  • Tax exemption on specified foreign-sourced income, such as foreign-sourced dividends, foreign branch profits, and foreign-sourced service income under Section 13(8) of the Income Tax Act 1947.
  • or reduction in tax imposed on such foreign income that is derived in a jurisdiction that has an Avoidance of Double Taxation Agreement with Singapore
  • Singapore tax due on the same income less international tax credits for taxes paid in the foreign jurisdiction


What is foreign sourced income in Singapore?

Foreign sourced income refers to income earned by a Singapore tax resident or company from outside Singapore.

How do I report my foreign sourced income to the tax authorities in Singapore?

You can report your foreign sourced income in your annual tax return using the relevant sections and schedules provided by the Inland Revenue Authority of Singapore (IRAS). You may also need to provide supporting documentation to verify the source and amount of the foreign income.

What is foreign-sourced income deemed received in Singapore?

When money is deposited into a Singapore bank account, it is typically seen as having been received or sent to Singapore.

A foreign-sourced income, on the other hand, that is neither received nor sent to Singapore will not be subject to Singaporean taxation.

Is foreign-sourced income taxable in Singapore?

In general, foreign income received in Singapore is not taxable unless it is acquired by a Singaporean person through a Singaporean partnership.

How is foreign-sourced income taxed?

Singapore residents may be taxed on foreign-sourced income if it is received in Singapore and is related to their employment, business, or profession.
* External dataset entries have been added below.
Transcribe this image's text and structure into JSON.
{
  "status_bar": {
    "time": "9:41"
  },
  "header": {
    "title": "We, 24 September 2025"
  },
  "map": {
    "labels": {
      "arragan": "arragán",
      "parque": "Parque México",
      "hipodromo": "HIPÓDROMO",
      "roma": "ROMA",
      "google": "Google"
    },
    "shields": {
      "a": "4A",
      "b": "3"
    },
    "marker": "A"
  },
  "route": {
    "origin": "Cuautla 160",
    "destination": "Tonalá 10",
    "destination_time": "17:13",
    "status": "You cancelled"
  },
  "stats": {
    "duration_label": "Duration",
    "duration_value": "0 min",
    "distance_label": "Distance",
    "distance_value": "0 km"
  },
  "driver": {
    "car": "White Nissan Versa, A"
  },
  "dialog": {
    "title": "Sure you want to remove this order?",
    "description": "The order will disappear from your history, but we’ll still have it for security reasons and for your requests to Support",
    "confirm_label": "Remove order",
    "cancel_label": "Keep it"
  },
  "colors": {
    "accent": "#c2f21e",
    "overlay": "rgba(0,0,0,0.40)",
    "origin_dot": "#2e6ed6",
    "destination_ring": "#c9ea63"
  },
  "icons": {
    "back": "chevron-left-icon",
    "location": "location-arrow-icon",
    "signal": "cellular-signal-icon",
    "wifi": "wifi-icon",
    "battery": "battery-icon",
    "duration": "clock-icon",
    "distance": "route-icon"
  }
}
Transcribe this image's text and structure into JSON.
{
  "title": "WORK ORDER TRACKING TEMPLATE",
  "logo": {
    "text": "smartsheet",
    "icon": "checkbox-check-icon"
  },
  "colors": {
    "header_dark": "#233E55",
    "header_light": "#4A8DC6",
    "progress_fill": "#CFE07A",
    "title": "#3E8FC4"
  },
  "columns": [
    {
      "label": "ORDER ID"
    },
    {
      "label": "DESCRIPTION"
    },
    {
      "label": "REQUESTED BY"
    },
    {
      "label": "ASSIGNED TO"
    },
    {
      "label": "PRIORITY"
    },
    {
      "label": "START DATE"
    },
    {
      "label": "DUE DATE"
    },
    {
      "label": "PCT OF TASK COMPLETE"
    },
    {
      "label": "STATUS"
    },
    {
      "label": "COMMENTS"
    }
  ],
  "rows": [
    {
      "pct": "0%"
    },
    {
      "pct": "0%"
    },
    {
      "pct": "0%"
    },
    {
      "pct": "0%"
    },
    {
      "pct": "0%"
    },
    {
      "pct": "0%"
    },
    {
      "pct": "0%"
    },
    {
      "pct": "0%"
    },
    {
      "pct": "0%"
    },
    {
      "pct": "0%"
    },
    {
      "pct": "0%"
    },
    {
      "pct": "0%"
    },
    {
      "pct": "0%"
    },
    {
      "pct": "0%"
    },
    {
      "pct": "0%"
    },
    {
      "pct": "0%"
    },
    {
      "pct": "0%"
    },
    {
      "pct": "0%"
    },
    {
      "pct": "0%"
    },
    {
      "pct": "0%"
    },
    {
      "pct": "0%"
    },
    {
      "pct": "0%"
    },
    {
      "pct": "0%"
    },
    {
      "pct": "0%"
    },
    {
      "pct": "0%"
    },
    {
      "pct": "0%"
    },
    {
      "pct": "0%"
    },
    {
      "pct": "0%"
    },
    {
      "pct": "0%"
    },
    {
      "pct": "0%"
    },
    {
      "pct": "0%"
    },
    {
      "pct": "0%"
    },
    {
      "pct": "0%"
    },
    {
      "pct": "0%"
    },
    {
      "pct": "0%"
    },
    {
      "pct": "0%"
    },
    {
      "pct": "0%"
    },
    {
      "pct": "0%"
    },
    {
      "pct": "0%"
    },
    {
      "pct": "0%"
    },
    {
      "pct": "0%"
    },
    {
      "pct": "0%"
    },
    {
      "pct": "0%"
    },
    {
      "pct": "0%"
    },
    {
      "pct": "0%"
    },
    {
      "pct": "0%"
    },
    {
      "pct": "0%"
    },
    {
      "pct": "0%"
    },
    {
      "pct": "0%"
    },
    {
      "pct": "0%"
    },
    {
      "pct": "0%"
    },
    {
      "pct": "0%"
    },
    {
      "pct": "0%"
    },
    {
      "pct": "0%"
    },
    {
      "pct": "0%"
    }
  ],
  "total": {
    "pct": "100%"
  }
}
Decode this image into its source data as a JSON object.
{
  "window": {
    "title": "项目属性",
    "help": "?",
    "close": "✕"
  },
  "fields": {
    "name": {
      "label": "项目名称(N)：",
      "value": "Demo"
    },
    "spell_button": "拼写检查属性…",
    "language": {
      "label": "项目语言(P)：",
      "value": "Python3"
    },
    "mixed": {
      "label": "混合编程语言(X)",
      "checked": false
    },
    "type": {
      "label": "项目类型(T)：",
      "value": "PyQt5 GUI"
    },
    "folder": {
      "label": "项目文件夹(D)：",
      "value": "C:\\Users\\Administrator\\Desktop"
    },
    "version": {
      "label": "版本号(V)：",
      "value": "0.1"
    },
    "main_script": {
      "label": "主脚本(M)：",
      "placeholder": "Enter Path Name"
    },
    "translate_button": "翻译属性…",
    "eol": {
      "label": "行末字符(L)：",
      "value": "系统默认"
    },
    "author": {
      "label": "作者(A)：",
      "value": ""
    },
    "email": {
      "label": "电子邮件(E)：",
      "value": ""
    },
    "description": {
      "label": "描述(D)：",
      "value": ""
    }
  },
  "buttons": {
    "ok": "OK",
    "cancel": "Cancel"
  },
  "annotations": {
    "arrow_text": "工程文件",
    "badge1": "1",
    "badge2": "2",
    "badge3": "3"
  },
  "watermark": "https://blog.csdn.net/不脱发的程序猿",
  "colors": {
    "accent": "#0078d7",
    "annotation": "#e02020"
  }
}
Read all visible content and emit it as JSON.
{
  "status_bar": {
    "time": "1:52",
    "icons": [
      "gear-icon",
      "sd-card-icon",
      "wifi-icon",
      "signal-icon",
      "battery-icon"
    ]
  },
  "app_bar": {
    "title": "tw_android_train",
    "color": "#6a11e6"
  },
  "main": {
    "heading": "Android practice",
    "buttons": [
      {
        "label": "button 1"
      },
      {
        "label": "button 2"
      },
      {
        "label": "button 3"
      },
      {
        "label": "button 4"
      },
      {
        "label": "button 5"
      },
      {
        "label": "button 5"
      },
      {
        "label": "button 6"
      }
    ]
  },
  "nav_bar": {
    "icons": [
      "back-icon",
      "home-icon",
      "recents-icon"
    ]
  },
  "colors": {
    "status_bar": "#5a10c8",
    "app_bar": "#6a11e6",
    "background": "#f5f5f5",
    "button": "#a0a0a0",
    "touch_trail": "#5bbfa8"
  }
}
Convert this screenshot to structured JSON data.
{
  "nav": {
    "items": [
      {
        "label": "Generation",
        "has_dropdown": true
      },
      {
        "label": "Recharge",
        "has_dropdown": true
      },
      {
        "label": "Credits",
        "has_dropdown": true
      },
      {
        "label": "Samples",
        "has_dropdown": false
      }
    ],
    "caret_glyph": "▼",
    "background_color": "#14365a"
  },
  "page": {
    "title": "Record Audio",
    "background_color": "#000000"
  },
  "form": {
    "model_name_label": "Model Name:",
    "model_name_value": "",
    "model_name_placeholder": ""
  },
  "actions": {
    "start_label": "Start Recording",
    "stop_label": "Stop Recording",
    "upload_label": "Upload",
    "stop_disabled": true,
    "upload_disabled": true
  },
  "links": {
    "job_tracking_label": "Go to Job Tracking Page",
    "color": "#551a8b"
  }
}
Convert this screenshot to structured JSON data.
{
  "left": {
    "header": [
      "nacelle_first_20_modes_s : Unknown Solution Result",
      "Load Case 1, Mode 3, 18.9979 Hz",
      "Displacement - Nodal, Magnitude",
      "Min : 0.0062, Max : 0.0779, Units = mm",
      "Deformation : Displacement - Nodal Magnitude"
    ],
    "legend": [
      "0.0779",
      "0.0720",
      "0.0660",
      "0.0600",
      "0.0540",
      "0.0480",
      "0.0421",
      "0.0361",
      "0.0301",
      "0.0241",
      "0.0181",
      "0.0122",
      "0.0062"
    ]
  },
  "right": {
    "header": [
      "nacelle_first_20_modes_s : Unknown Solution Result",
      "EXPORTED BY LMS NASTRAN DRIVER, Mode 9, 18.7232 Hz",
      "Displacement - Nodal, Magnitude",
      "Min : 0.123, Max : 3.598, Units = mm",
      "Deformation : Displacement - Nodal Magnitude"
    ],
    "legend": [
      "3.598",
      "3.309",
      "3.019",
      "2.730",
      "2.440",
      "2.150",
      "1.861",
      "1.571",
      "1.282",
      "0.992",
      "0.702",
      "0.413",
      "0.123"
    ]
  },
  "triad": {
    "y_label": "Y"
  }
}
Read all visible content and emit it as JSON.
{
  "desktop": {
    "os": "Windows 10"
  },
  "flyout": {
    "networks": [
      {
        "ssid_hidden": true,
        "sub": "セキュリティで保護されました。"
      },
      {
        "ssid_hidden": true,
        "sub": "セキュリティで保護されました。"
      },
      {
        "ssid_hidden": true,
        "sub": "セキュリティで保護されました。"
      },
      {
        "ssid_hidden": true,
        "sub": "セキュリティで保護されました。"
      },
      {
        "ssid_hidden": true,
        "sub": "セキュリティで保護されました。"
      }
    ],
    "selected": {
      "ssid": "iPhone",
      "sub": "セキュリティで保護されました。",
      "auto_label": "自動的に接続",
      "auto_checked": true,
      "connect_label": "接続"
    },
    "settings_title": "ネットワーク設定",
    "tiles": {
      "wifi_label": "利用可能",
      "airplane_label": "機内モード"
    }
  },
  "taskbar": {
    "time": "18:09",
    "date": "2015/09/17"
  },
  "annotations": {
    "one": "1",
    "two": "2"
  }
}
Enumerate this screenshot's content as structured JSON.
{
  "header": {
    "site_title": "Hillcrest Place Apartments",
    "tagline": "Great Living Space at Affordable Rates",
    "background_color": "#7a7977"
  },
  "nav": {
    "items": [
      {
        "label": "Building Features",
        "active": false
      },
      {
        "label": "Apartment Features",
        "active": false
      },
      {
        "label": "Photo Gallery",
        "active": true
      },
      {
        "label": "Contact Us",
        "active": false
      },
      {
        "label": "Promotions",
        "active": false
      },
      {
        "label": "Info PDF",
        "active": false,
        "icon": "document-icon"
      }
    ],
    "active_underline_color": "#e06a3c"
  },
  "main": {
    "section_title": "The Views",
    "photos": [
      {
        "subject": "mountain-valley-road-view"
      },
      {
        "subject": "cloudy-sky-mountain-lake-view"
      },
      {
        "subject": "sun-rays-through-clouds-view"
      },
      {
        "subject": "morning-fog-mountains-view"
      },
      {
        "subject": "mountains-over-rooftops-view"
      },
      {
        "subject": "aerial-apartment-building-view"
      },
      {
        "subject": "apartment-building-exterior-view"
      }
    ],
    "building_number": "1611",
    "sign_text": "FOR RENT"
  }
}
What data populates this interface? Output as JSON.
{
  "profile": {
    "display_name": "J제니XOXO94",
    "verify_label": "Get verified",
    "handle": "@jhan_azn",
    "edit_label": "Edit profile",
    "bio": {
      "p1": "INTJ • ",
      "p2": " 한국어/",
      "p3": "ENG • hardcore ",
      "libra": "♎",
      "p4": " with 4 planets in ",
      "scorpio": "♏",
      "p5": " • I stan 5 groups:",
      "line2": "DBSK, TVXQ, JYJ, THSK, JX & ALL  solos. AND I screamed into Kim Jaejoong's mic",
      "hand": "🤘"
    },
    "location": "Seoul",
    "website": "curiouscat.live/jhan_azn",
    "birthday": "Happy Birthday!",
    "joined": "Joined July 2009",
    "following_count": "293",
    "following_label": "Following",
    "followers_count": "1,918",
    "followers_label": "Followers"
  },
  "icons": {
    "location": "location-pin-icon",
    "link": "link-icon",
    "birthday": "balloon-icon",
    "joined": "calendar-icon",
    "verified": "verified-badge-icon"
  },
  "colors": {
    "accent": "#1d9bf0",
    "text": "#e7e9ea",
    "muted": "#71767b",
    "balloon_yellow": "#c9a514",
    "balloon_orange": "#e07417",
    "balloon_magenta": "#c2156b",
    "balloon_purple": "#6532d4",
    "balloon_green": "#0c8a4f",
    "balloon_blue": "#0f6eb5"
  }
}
Non-residents who work in Singapore are generally taxed only on income earned in Singapore. However, there are some exceptions and exemptions available, including tax treaties with other countries to prevent double taxation

Is income tax applicable on foreign income?

If a tax resident of Singapore earns foreign income from employment, business, profession, or vocation that is received in Singapore, that income may be taxable in Singapore. This is known as “remitted income”. 

On the other hand, non-residents of Singapore are generally only subject to tax on income earned in Singapore. However, there are some exceptions, such as if a non-resident individual is a director of a Singapore company and receives director’s fees from that company.

What is foreign-sourced income deemed received in Singapore?

Income derived by a Singaporean corporation in a country other than Singapore is referred to as foreign sourced income. Only if it is received in Singapore, then it is taxable income. Remitted to, transferred, or carried into Singapore are all considered to be received in Singapore.